At times, entire pages read like a rambling lecture from one of your college elective classes. There are sprinkles of interesting facts and observations with a huge number of citations, but the author almost comes across as a drunk fool. He doesn't write with a purpose. I found myself reading entire pages of rather dense material, where a single sentence goes on and on for at least 4 or more lines. There are many passages where there are no real "takeaways". There are sentences that could be ripped apart or stripped out entirely and the main idea explained in six or seven words without losing detail.
I don't want to accuse the author of anything, and I'll admit he excessively provides citations. But I gotta say – this book could be half its size if the author cut the bullshit. The complex writing is a delusion of grandeur. The reader is not better off by wasting time on these puzzles.

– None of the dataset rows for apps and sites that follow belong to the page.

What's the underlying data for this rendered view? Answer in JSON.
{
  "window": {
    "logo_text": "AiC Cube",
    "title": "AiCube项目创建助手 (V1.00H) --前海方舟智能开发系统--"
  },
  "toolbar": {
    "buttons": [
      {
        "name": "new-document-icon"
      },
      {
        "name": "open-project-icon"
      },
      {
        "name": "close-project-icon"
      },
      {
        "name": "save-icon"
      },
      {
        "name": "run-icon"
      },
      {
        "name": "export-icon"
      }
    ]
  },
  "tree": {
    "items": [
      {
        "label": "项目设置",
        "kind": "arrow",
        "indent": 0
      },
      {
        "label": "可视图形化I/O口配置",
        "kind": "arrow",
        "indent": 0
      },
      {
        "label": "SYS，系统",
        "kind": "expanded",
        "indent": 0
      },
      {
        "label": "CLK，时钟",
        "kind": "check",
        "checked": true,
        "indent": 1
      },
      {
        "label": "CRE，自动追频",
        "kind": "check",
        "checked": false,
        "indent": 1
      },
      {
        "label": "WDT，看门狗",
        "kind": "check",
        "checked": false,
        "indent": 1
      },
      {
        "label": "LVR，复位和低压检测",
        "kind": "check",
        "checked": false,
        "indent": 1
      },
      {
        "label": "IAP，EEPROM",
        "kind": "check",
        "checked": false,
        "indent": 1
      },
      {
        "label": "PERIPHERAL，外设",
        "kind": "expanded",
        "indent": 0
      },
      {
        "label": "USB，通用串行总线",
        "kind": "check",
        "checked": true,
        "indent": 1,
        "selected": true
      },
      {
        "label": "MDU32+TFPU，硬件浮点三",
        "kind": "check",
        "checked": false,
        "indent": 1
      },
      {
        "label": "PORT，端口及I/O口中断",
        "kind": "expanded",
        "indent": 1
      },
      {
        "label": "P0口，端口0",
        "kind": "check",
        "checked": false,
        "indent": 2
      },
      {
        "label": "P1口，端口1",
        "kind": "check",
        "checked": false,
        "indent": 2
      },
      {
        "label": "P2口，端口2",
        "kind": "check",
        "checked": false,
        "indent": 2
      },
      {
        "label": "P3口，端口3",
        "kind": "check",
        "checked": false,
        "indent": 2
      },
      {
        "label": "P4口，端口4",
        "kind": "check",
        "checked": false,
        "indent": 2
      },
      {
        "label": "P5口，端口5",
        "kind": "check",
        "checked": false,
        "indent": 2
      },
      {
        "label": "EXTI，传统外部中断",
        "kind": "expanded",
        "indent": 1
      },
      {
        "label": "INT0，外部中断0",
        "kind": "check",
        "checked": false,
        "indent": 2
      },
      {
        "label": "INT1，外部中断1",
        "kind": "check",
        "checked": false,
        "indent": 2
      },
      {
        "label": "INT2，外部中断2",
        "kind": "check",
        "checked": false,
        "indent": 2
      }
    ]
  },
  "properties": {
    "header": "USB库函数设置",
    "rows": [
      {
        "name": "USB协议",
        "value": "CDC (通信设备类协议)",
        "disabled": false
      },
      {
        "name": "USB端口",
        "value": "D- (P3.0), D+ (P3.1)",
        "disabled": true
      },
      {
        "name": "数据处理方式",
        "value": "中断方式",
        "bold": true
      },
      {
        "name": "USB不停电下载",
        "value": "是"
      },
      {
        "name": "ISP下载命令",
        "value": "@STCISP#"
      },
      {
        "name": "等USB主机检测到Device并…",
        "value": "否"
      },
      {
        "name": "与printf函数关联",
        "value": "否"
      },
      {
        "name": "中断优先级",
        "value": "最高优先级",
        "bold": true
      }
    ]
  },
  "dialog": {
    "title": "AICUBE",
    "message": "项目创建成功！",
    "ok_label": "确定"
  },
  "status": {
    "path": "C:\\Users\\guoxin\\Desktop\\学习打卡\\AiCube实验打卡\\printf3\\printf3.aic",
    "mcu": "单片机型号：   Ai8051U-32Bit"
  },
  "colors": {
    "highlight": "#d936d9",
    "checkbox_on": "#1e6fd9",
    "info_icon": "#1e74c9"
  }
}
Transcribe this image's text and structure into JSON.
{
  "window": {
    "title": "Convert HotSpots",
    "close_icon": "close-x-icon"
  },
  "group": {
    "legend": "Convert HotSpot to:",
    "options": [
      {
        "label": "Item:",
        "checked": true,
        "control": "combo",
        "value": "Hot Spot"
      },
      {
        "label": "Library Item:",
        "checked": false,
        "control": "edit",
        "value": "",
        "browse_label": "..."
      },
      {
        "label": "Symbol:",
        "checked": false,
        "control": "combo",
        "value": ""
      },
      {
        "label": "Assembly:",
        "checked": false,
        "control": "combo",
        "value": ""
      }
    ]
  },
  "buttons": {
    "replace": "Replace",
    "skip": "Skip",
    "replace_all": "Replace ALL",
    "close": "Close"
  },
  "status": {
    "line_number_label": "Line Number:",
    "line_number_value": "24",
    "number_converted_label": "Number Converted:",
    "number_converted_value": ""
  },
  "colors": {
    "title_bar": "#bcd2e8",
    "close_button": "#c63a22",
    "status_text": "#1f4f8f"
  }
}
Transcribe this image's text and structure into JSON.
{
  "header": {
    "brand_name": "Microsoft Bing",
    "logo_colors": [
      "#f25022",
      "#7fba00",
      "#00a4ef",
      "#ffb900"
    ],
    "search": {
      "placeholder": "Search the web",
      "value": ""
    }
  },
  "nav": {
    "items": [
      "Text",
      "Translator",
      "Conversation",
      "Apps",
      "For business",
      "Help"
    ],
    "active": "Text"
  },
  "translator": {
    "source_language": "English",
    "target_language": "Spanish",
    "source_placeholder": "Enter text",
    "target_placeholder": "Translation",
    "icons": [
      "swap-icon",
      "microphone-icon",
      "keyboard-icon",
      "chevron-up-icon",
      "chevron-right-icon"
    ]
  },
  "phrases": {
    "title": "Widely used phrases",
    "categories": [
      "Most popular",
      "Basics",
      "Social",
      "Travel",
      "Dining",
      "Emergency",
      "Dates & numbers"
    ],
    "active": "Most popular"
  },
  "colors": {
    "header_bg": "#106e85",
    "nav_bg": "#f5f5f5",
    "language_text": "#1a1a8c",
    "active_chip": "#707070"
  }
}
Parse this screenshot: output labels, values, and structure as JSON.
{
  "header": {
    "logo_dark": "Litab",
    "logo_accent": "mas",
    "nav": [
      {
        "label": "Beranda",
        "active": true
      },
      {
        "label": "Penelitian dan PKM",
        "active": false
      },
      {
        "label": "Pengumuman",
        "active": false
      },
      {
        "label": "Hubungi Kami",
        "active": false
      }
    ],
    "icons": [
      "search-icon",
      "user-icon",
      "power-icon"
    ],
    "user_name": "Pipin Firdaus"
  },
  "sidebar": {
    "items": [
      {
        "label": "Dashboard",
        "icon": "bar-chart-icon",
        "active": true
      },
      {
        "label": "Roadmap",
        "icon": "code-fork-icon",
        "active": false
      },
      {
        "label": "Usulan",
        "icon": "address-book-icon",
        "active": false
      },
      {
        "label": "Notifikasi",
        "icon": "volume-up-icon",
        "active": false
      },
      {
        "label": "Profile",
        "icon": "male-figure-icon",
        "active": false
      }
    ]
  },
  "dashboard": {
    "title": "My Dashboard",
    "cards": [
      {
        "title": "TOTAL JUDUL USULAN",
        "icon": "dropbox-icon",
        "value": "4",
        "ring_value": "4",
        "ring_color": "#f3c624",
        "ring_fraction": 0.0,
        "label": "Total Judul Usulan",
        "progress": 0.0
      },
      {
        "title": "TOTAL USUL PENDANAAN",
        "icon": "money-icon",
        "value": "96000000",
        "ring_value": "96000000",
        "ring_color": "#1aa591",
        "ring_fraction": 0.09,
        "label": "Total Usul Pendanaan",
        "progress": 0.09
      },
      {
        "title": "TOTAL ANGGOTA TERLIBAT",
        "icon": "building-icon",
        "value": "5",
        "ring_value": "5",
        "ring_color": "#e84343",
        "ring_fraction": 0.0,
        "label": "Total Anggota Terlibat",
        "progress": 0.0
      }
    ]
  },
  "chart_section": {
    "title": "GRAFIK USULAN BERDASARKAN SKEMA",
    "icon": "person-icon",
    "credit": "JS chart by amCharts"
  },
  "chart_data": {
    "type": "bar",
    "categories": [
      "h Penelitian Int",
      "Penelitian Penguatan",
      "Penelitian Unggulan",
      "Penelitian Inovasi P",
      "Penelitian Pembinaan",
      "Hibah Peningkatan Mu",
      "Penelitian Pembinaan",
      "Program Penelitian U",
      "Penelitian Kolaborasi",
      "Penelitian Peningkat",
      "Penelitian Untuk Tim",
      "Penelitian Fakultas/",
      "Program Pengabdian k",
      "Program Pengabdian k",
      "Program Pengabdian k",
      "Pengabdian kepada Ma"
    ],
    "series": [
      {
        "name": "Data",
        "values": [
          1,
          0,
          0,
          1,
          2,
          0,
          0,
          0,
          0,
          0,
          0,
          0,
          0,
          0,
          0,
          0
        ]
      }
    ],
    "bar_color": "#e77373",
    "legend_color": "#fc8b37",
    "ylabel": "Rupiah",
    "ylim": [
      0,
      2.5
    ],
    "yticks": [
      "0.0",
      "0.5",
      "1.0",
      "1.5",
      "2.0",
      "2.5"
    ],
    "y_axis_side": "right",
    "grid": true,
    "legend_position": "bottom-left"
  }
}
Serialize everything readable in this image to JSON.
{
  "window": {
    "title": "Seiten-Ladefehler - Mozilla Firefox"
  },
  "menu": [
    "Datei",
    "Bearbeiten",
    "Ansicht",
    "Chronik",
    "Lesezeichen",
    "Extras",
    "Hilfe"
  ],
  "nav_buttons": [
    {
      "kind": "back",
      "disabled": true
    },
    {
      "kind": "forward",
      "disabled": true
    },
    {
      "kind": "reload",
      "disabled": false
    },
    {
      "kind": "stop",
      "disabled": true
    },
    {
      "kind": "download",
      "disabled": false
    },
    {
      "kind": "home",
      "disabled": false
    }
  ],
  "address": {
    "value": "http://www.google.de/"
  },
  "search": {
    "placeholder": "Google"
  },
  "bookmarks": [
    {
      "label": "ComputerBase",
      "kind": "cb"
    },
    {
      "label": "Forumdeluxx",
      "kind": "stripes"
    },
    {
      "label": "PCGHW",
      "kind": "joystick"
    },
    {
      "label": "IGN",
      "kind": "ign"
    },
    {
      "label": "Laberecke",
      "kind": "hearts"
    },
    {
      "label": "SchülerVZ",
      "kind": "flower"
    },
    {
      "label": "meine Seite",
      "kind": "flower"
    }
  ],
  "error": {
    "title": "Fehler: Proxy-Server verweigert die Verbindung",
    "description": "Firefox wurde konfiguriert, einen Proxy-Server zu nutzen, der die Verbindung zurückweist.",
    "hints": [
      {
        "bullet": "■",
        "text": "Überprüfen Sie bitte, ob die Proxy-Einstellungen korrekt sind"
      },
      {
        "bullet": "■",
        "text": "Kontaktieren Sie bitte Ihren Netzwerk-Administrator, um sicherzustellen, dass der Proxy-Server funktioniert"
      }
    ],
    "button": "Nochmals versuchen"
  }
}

Smil looks again at the extent of growth at all scales of life. An excellent summary if what growth entails and what it means. Does the growth of non-organic institutions resemble organic biological growth. Smil thinks so.
It amazes me how prolifically Smil writes (and reads!) on a quite wide variety of topics. His main expertise is energy, and this book on growth patterns is of course largely related to this topic. It is a great resource for finding links to current and past work on growth phenomena of a very wide variety, however the book itself is unfortunately not very synthetic. Smil describes hundreds of patterns, but does not take a step back and discuss "meta-patterns", and does not offer that much in terms of take-home lessons. If you are looking for something encyclopedic, this is a good book; if you are looking for synthesis, not the best resource.
I have been reading Smil books for about a decade now, and 'Growth' attempts to stimulate thought in the educated reader (I think the book's information is accessible to a certain demographic) by presenting variants of the exponential and logarithmic mathematical functions of various biological and human systems. Smil foresees a battle of the biosphere versus the human material apparatus in the near future. I think intelligent discussion of the contents of this book should be a selection factor for policy makers internationally.